Supplied data:
===============

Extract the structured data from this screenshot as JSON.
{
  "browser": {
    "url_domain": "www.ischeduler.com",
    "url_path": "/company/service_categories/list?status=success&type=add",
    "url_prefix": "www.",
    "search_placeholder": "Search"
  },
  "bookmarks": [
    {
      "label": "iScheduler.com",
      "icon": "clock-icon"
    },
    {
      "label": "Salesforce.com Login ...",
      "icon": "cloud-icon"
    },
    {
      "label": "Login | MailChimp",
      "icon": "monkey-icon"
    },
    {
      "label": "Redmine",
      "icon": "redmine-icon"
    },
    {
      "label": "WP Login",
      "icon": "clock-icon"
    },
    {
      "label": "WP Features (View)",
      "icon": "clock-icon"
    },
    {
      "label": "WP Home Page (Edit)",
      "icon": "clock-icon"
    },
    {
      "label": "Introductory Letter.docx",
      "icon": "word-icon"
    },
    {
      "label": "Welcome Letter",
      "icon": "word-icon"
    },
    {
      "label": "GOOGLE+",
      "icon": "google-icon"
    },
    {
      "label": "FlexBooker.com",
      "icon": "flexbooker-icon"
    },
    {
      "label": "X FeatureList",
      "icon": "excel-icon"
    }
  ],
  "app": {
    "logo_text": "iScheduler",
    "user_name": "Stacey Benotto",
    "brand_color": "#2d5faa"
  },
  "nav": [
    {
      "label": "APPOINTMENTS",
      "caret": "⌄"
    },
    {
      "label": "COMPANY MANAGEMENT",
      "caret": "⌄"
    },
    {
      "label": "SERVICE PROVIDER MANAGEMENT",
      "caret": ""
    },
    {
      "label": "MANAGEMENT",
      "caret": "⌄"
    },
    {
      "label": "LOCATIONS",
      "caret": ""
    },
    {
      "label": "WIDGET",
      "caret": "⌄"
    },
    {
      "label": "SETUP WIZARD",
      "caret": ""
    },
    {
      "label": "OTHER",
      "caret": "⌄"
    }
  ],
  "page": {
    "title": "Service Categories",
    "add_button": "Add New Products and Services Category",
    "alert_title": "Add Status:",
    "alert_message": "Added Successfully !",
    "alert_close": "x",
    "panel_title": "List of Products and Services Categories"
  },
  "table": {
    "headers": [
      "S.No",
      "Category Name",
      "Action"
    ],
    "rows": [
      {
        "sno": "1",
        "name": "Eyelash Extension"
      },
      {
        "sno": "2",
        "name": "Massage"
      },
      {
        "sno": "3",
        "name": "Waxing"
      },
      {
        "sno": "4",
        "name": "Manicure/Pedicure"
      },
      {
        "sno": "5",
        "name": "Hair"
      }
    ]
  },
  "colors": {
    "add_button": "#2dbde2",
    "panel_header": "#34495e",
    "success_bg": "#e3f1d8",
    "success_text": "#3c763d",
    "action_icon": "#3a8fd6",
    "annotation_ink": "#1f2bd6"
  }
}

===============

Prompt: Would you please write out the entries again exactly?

Completed exercise:
Extract the structured data from this screenshot as JSON.
{
  "browser": {
    "url_domain": "www.ischeduler.com",
    "url_path": "/company/service_categories/list?status=success&type=add",
    "url_prefix": "www.",
    "search_placeholder": "Search"
  },
  "bookmarks": [
    {
      "label": "iScheduler.com",
      "icon": "clock-icon"
    },
    {
      "label": "Salesforce.com Login ...",
      "icon": "cloud-icon"
    },
    {
      "label": "Login | MailChimp",
      "icon": "monkey-icon"
    },
    {
      "label": "Redmine",
      "icon": "redmine-icon"
    },
    {
      "label": "WP Login",
      "icon": "clock-icon"
    },
    {
      "label": "WP Features (View)",
      "icon": "clock-icon"
    },
    {
      "label": "WP Home Page (Edit)",
      "icon": "clock-icon"
    },
    {
      "label": "Introductory Letter.docx",
      "icon": "word-icon"
    },
    {
      "label": "Welcome Letter",
      "icon": "word-icon"
    },
    {
      "label": "GOOGLE+",
      "icon": "google-icon"
    },
    {
      "label": "FlexBooker.com",
      "icon": "flexbooker-icon"
    },
    {
      "label": "X FeatureList",
      "icon": "excel-icon"
    }
  ],
  "app": {
    "logo_text": "iScheduler",
    "user_name": "Stacey Benotto",
    "brand_color": "#2d5faa"
  },
  "nav": [
    {
      "label": "APPOINTMENTS",
      "caret": "⌄"
    },
    {
      "label": "COMPANY MANAGEMENT",
      "caret": "⌄"
    },
    {
      "label": "SERVICE PROVIDER MANAGEMENT",
      "caret": ""
    },
    {
      "label": "MANAGEMENT",
      "caret": "⌄"
    },
    {
      "label": "LOCATIONS",
      "caret": ""
    },
    {
      "label": "WIDGET",
      "caret": "⌄"
    },
    {
      "label": "SETUP WIZARD",
      "caret": ""
    },
    {
      "label": "OTHER",
      "caret": "⌄"
    }
  ],
  "page": {
    "title": "Service Categories",
    "add_button": "Add New Products and Services Category",
    "alert_title": "Add Status:",
    "alert_message": "Added Successfully !",
    "alert_close": "x",
    "panel_title": "List of Products and Services Categories"
  },
  "table": {
    "headers": [
      "S.No",
      "Category Name",
      "Action"
    ],
    "rows": [
      {
        "sno": "1",
        "name": "Eyelash Extension"
      },
      {
        "sno": "2",
        "name": "Massage"
      },
      {
        "sno": "3",
        "name": "Waxing"
      },
      {
        "sno": "4",
        "name": "Manicure/Pedicure"
      },
      {
        "sno": "5",
        "name": "Hair"
      }
    ]
  },
  "colors": {
    "add_button": "#2dbde2",
    "panel_header": "#34495e",
    "success_bg": "#e3f1d8",
    "success_text": "#3c763d",
    "action_icon": "#3a8fd6",
    "annotation_ink": "#1f2bd6"
  }
}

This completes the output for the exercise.